PRESIDENT Reagan raised an important issue when he said of Lt. Col. Oliver North, the discharged White House aide who managed the clandestine Nicaragua and Iran operations: ``My only criticism is that I wasn't told everything.'' Paraphrasing Sen. Howard Baker's famous Watergate question, ``What did the President know and when did he know it?'' the question now is, ``What did the President not know and why did he not know it?''
Surely Mr. Reagan knew that Colonel North, a favorite of his, a sort of Rambo surrogate known for his involvement in risky secret ventures, would resort to unconventional means to accomplish presidential ends.
The President knew that North had ridden herd, for the White House, on the mining of Nicaragua's harbors in 1984. He knew that, when Congress banned military aid to the Nicaraguan contras, he had encouraged North to seek private and foreign assistance to keep supplies flowing until the administration could induce Congress to reverse its decision.
Reagan knew - perhaps not in great detail - that his aide had managed to create a network of military friends from Vietnam days - including two retired major generals, John Singlaub, Army, and Richard Secord, Air Force - to raise the money and charter the planes that delivered arms to the Nicaraguan insurgents.
The President knew, too, that when Robert McFarlane left the post of national-security assistant in December 1985, North would take over the plan for arms deliveries to Iran, which became formalized in an ``intelligence finding'' signed by the President on Jan. 17, 1986.
The President thus created a pocket covert action facility within the National Security Council to manage secret missions. What, then, was it that he did not know?
Presumably, he did not know the ingenious way that North arranged to advance his two assignments by linking them together. That is, a markup on weapons for Iran would be used to finance the contras. Reagan, had he known, might have enjoyed the irony of making Ayatollah Khomeini an ``angel'' for the contras.
Why did the President not know about the plan that he now calls ``seriously flawed''? Because the managers of secret projects know the importance of maintaining presidential ``deniability'' about impropriety. Presidents often state their wishes in general; others implement.
President Kennedy talked to his aides about ``getting rid of'' Premier Fidel Castro. There were at least eight Central Intelligence Agency conspiracies between 1961 and 1965 to assassinate the Cuban leader.

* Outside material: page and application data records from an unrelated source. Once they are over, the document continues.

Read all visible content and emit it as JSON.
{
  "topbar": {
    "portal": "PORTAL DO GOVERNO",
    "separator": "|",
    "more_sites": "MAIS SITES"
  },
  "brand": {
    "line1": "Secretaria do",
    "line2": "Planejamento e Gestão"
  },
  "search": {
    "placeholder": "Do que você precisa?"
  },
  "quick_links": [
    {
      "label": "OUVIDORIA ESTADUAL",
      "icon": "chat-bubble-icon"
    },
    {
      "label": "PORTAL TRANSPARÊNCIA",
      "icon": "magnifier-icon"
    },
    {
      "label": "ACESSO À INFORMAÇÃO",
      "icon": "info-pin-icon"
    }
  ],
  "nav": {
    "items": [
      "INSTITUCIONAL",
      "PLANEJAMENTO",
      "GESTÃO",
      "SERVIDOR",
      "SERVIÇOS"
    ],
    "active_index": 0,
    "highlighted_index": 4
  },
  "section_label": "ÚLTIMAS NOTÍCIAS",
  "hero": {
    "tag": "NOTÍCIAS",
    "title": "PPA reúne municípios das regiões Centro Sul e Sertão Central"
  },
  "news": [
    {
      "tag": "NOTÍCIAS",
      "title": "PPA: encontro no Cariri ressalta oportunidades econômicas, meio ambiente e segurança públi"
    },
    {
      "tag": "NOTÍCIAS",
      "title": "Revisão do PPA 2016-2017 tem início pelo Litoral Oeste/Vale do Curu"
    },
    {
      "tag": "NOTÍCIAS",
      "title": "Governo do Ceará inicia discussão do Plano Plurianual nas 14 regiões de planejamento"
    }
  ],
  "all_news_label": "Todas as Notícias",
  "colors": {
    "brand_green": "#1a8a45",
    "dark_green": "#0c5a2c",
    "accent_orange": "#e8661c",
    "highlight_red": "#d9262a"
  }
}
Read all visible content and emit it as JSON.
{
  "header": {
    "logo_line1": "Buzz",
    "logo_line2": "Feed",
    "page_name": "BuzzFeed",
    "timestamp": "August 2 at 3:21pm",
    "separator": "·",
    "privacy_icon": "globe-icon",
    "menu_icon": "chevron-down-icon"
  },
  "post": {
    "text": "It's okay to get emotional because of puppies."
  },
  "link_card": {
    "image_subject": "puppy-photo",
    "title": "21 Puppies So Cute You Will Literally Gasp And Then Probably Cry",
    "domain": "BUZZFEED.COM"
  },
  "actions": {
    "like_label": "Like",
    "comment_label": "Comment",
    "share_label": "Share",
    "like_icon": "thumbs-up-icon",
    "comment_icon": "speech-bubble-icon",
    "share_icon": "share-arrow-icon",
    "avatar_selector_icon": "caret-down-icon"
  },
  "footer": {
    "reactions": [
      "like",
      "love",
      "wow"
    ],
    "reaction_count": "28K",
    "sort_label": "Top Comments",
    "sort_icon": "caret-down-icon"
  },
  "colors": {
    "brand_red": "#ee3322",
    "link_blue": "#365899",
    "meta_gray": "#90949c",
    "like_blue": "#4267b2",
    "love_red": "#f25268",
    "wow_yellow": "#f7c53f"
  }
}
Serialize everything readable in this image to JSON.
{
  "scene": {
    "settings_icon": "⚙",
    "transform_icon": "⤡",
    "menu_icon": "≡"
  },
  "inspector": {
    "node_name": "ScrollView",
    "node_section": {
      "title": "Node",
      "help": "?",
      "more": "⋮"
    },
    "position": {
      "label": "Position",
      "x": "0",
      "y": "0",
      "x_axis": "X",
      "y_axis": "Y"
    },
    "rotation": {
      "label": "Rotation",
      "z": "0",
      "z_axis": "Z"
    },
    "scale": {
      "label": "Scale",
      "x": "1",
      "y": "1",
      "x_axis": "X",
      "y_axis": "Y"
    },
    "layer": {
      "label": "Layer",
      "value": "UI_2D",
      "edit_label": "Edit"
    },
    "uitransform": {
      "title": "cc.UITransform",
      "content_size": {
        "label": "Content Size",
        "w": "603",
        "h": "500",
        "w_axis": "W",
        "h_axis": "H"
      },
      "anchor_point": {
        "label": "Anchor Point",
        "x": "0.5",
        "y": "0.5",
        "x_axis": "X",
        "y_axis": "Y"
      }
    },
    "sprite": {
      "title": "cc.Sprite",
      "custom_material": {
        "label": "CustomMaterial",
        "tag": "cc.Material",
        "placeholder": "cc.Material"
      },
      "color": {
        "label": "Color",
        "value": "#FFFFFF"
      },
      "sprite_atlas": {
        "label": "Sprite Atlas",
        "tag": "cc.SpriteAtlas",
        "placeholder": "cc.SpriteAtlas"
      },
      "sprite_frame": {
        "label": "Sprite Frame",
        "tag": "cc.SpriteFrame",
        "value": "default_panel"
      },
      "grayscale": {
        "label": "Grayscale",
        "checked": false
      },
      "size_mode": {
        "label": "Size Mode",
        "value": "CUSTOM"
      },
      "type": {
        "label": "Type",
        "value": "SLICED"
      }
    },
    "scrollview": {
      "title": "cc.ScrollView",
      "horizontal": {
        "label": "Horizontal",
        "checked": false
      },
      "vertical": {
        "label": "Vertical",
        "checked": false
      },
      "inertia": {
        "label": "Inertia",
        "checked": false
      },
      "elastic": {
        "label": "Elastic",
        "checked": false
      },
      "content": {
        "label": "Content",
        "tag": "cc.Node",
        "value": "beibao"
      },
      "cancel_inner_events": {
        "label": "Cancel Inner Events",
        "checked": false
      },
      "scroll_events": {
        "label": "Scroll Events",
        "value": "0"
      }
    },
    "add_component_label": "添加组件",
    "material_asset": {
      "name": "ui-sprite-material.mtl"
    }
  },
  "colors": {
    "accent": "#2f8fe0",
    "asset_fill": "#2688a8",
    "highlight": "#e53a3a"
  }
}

A decade later, the CIA's Richard Helms testified before a Senate investigating committee, ``I believe it was the policy at the time to try to get rid of Castro, and if killing him was one of the things to be done in this connection, that was within what was expected.... Any of us would have found it very difficult to discuss assassinations with the President of the United States. I believe we all had the feeling that we're hired to keep these things out of the Oval Office.''
Yet, the rigorous investigation turned up no Kennedy order for assassination, and all the late President's intimates testified that it was inconceivable that he would have wanted such a thing.
Similarly, President Nixon, having raged about national-security leaks, professed not to know about the illegal wiretaps and break-ins employed by the ``White House Plumbers'' engaged to plug such leaks. And, having demanded ``total intelligence'' about the Democrats, he seemed surprised to learn about a break-in on Democratic headquarters in June of 1972.
Without seeking to press the analogy too far, it must be noted that Presidents Kennedy, Nixon, and Reagan shared an impatience with the cumbersome procedures of government and improvised their own machinery for direct action. Undoubtedly, all of them were convinced they were exercising some mystical ``inherent powers'' in the national-security interest.
There is something disingenuous about making Adm. John Poindexter and Colonel North walk the plank for the Iran-Nicaragua caper. What did President Reagan think would happen when he created a pocket CIA in the White House basement to evade the rules and sidestep the mandates of Congress?
Daniel Schorr, who wrote for The Christian Science Monitor from the Benelux countries more than three decades ago, is now senior news analyst at National Public Radio.